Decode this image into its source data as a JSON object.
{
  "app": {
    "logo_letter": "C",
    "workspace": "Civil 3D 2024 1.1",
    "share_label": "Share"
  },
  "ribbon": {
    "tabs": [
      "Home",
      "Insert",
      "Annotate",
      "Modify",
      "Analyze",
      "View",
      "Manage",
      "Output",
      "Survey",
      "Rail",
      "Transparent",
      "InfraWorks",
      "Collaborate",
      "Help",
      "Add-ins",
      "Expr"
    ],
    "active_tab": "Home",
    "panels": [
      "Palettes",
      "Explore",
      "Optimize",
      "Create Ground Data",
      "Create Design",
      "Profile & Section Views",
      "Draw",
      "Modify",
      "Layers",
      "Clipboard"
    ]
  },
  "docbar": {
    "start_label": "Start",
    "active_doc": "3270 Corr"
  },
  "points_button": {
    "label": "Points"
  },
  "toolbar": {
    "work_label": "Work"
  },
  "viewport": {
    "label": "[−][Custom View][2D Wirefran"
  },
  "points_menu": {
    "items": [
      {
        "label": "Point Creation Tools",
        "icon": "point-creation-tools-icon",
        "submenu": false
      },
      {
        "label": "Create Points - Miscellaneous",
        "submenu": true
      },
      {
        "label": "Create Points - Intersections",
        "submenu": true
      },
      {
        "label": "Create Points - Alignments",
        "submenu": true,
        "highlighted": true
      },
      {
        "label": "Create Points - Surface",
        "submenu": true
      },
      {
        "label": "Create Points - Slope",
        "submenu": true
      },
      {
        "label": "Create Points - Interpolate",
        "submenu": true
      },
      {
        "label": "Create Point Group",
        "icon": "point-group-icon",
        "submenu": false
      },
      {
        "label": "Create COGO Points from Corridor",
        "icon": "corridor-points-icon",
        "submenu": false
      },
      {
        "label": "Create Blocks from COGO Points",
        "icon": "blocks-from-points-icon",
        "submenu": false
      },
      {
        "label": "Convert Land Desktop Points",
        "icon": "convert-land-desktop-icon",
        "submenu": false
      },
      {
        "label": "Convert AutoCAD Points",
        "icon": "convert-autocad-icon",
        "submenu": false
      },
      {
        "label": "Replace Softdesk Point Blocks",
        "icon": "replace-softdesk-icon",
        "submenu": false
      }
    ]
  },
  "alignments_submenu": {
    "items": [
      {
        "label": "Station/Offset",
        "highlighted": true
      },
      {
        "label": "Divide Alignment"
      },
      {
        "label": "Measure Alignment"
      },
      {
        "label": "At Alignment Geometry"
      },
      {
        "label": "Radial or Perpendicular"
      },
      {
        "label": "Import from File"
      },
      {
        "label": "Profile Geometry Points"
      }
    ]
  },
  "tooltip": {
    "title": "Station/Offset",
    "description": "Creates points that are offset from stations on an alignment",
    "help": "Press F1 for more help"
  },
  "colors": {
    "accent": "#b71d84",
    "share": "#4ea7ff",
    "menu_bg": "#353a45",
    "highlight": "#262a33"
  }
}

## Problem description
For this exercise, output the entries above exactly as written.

## Output for this exercise
Decode this image into its source data as a JSON object.
{
  "app": {
    "logo_letter": "C",
    "workspace": "Civil 3D 2024 1.1",
    "share_label": "Share"
  },
  "ribbon": {
    "tabs": [
      "Home",
      "Insert",
      "Annotate",
      "Modify",
      "Analyze",
      "View",
      "Manage",
      "Output",
      "Survey",
      "Rail",
      "Transparent",
      "InfraWorks",
      "Collaborate",
      "Help",
      "Add-ins",
      "Expr"
    ],
    "active_tab": "Home",
    "panels": [
      "Palettes",
      "Explore",
      "Optimize",
      "Create Ground Data",
      "Create Design",
      "Profile & Section Views",
      "Draw",
      "Modify",
      "Layers",
      "Clipboard"
    ]
  },
  "docbar": {
    "start_label": "Start",
    "active_doc": "3270 Corr"
  },
  "points_button": {
    "label": "Points"
  },
  "toolbar": {
    "work_label": "Work"
  },
  "viewport": {
    "label": "[−][Custom View][2D Wirefran"
  },
  "points_menu": {
    "items": [
      {
        "label": "Point Creation Tools",
        "icon": "point-creation-tools-icon",
        "submenu": false
      },
      {
        "label": "Create Points - Miscellaneous",
        "submenu": true
      },
      {
        "label": "Create Points - Intersections",
        "submenu": true
      },
      {
        "label": "Create Points - Alignments",
        "submenu": true,
        "highlighted": true
      },
      {
        "label": "Create Points - Surface",
        "submenu": true
      },
      {
        "label": "Create Points - Slope",
        "submenu": true
      },
      {
        "label": "Create Points - Interpolate",
        "submenu": true
      },
      {
        "label": "Create Point Group",
        "icon": "point-group-icon",
        "submenu": false
      },
      {
        "label": "Create COGO Points from Corridor",
        "icon": "corridor-points-icon",
        "submenu": false
      },
      {
        "label": "Create Blocks from COGO Points",
        "icon": "blocks-from-points-icon",
        "submenu": false
      },
      {
        "label": "Convert Land Desktop Points",
        "icon": "convert-land-desktop-icon",
        "submenu": false
      },
      {
        "label": "Convert AutoCAD Points",
        "icon": "convert-autocad-icon",
        "submenu": false
      },
      {
        "label": "Replace Softdesk Point Blocks",
        "icon": "replace-softdesk-icon",
        "submenu": false
      }
    ]
  },
  "alignments_submenu": {
    "items": [
      {
        "label": "Station/Offset",
        "highlighted": true
      },
      {
        "label": "Divide Alignment"
      },
      {
        "label": "Measure Alignment"
      },
      {
        "label": "At Alignment Geometry"
      },
      {
        "label": "Radial or Perpendicular"
      },
      {
        "label": "Import from File"
      },
      {
        "label": "Profile Geometry Points"
      }
    ]
  },
  "tooltip": {
    "title": "Station/Offset",
    "description": "Creates points that are offset from stations on an alignment",
    "help": "Press F1 for more help"
  },
  "colors": {
    "accent": "#b71d84",
    "share": "#4ea7ff",
    "menu_bg": "#353a45",
    "highlight": "#262a33"
  }
}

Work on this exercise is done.